Divine Economics 101

sheep on mountainside
Photo credit: <a href="http://www.flickr.com/photos/jule_berlin/839245545/">Jule Berlin</a>

Ezekiel 34:11-16, 20-24

Here is what God says:

“I will search for my people. I’ll go looking for them myself. As shepherds go looking for their flocks when they have been scattered among the rest of the sheep, I will go looking for my own. I’ll rescue them from all the places they were scattered on that dark and cloudy day. I will retrieve them from the distant lands and nations and bring them back to their own home. I will feed them on Israel’s highlands, by the rivers and in the settlements. I will feed them in rich pastures, and on high ground I’ll stable them and they will eat their fill. I’ll feed them myself, and make sure they’re rested.”

Here is what God says:

“I will look for the lost, bring the strays back, treat their injuries, and strengthen the weak. But the fat and the strong I will butcher. I’ll do what’s right for my sheep.”

So then, here is what God says to them:

“I will be the judge between the fat sheep and the emaciated sheep. And because you pushed the others around, and abused the weak ones and drove them until they were scattered here, there, and everywhere, I will do what I need to to save the flock from further abuse. I will be the judge between one sheep and another. I will arrange for the flock to have a single shepherd to feed them and tend them: David, who is accountable to me. I will be their God and he will be their ruler. So say I.”

The beloved shepherd and sheep metaphor is a beautiful image until you get to the part about what the whole point of raising sheep is. Butchery. And a few shearings of wool along the way.

That small caveat aside, the wisdom of Ezekiel’s oracle is in the observation that God’s concern is for the health of the flock as a whole, and how individuals within that whole are treated from the divine view is in relation to the health of the community.

The modern view would treat the fat sheep as the prize possessions to be pampered and fattened even more. The weak and injured, and the runts would be treated as failures, holding the flock back, and would be marked for culling out.

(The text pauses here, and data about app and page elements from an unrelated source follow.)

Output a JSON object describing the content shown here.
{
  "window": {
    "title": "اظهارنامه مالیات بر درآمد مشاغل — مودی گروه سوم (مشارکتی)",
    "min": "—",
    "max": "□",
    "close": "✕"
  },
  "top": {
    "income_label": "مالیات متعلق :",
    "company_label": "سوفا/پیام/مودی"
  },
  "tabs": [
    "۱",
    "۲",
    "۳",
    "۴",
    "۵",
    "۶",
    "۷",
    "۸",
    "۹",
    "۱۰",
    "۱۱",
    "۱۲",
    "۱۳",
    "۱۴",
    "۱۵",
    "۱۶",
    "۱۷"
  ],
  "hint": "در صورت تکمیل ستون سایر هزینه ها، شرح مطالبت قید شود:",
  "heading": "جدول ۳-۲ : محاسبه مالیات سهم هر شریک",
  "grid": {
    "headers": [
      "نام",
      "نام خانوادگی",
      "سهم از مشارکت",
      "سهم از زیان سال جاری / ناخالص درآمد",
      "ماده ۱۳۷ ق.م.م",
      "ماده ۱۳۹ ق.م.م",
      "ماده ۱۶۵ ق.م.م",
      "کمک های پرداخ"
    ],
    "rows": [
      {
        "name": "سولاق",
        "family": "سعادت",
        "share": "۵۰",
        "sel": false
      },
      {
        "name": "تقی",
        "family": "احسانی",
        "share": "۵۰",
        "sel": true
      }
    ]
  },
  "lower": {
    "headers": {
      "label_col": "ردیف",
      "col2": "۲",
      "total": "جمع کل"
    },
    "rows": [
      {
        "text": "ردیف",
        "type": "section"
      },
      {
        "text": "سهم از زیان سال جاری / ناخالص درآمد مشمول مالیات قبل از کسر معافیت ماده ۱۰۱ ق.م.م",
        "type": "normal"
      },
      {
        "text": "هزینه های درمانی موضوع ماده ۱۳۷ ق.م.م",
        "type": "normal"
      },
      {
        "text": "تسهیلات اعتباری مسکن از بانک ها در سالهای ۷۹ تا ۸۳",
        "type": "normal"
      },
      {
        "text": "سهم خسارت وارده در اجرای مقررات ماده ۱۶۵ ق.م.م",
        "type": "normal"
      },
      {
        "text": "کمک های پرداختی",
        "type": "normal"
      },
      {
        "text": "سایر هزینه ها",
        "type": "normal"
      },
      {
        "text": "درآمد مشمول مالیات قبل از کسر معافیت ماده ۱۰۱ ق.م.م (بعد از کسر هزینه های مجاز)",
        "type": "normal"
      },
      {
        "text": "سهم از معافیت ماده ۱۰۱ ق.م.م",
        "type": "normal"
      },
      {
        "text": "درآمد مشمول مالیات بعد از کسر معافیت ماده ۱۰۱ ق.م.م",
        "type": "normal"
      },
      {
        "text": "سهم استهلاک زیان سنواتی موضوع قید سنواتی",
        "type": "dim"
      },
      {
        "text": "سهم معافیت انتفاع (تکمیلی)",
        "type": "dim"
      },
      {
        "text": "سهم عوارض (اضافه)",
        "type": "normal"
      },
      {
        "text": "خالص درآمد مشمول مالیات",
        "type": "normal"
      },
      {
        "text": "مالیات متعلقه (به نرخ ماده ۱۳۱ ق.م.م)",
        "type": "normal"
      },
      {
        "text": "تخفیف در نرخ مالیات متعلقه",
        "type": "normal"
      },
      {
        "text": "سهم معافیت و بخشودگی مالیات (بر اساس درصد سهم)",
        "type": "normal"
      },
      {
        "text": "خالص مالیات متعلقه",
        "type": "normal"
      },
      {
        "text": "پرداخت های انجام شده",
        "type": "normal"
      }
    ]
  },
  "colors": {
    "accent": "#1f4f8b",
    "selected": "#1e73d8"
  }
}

But Ezekiel’s logic is exactly the opposite: it’s the fat ones, who hog all the flock’s resources and drive the others out into danger that are the problem, and the rest now need extra care because of them. The easier way to achieve a healthy flock is to send the fat ones to the butcher so that the rest can regain their health in peace.

Or to bring the metaphor back home: Ezekiel is saying trickle-down Reaganomics doesn’t work. There are plenty of resources and wealth, but you have to get rid of the fat cats for people to thrive.